Finally, defendant argues that, with respect to the charges related to Officer Peters, the trial court erred in entering judgment on the offense of AWDWIK because the trial court instructed the jury and accepted a verdict of guilty on the lesser-included offense of assault with a deadly weapon.
The State concedes that defendant was convicted of assault with a deadly weapon, and that the trial court erred and entered judgment on the greater offense of AWDWIK. It is, however, apparent that this error was merely a clerical one. The two offenses for which defendant was originally indicted regarding Officer Peters were AWDWIK (in Count IV) and assault with a firearm on a law enforcement officer (Count V). Both of those offenses are class E felonies. Assault with a deadly weapon is, however, punished as a class A1 misdemeanor. At sentencing, the trial court announced: " And then the last two, Count IV and Count V, the Court is going to consolidate these two, and the most serious of those two is the Count V, which is the Class E . . . ." Thus, because the trial court was aware that defendant's conviction under Count IV did not involve a class E felony, the court necessarily recognized that defendant had not been convicted of AWDWIK. Accordingly, any error on the judgment amounts to a clerical error. We, therefore, remand for correction of the judgment.
Defendant, however, citing State v. Dickens, 162 N.C.App. 632, 640, 592 S.E.2d 567, 573 (2004), also correctly notes that convictions for both assault with a deadly weapon and assault with a firearm on a law enforcement officer, when based upon the same conduct, violate double jeopardy. Defendant, however, failed to preserve this issue and, based on our review of the record, we cannot conclude that review is necessary to prevent manifest injustice since the trial court ordered that all of the sentences run concurrently.
No error in part; remanded in part.
STEELMAN, Judge concurs in the result per separate opinion.
ROBERT N. HUNTER, JR.,
Judge concurred in this opinion prior to 6 September 2014.
concurring in the result.

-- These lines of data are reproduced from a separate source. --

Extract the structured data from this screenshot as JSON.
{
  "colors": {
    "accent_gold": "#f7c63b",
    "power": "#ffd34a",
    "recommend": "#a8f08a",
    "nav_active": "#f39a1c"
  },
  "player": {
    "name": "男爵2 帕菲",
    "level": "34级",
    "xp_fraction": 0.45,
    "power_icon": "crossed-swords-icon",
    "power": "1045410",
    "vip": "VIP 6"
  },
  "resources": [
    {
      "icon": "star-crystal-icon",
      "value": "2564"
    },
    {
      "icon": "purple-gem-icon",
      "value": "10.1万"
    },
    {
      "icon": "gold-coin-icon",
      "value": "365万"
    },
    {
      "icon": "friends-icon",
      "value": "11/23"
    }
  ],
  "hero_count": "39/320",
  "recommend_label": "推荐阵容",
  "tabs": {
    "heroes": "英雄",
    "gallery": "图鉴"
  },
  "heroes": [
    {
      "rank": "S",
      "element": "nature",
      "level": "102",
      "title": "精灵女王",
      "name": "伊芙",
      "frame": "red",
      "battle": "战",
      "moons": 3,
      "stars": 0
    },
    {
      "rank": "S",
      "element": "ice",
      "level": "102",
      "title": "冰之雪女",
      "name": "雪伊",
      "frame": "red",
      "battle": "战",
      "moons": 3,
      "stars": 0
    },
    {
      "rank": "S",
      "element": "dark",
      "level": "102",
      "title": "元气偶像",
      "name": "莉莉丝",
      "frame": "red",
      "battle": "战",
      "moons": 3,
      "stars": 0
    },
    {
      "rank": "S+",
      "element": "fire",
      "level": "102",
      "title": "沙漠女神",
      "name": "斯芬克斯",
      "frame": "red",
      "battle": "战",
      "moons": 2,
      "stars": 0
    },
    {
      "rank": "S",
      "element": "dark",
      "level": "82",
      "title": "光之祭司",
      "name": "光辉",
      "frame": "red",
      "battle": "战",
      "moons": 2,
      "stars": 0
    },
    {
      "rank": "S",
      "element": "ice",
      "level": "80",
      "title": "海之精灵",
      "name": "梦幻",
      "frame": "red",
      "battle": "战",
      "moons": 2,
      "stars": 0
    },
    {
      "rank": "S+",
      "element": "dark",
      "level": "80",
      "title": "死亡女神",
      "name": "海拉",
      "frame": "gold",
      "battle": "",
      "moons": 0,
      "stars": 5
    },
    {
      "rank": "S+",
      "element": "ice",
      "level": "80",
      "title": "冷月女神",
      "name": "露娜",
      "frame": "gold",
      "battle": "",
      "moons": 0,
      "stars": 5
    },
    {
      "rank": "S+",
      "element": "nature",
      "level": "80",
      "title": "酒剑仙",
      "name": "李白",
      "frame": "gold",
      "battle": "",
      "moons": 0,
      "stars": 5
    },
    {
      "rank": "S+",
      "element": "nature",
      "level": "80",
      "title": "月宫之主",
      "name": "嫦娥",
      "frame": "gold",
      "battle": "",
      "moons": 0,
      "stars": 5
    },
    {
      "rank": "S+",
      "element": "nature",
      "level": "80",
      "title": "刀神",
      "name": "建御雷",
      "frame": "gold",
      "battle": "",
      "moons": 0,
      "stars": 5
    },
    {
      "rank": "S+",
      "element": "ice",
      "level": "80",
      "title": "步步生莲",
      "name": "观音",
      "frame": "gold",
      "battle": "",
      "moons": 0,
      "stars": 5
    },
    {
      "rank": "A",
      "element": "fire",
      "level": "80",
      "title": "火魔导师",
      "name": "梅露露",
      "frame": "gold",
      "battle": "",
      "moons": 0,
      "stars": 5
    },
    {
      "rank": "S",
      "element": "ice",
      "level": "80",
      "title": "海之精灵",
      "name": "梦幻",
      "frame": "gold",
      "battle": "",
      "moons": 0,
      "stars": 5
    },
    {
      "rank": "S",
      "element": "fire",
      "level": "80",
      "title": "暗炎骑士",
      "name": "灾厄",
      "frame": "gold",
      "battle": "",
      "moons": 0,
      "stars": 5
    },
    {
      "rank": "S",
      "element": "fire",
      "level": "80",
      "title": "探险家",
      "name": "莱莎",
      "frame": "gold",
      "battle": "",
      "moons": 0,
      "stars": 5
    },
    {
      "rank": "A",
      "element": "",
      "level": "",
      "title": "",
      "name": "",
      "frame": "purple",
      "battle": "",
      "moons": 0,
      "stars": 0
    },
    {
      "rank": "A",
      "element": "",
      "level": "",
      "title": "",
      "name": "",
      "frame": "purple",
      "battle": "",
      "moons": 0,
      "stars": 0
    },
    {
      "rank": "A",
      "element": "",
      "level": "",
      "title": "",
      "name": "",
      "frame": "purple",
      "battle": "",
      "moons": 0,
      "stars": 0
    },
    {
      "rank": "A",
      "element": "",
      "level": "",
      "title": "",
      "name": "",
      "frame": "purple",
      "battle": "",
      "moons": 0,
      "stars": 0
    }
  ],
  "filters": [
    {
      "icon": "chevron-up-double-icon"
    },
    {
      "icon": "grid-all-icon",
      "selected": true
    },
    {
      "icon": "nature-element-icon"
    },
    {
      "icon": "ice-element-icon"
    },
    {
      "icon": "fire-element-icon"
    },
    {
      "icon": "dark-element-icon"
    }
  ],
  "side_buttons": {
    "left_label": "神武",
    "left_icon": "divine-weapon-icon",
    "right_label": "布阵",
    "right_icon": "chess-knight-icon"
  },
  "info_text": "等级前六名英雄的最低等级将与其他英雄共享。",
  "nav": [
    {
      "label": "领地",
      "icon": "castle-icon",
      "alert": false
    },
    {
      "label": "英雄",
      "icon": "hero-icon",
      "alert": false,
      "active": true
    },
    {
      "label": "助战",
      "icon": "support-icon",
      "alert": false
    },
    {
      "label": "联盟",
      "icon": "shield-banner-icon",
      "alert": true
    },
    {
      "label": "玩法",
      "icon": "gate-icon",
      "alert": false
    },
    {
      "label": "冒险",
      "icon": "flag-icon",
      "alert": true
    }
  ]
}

I concur in the result reached by the majority in this case, but write separately because it is inappropriate to invoke Rule 2 of the Rules of Appellate Procedure as to defendant's first argument. It cannot be a " manifest injustice" or the expediting of a " decision in the public interest" to consider an argument made by defendant under a statute that was inapplicable to the offenses for which defendant was tried. See N.C. R. App. P. 2; see also S.L. 2011-268 § 26, eff. Dec. 1, 2011.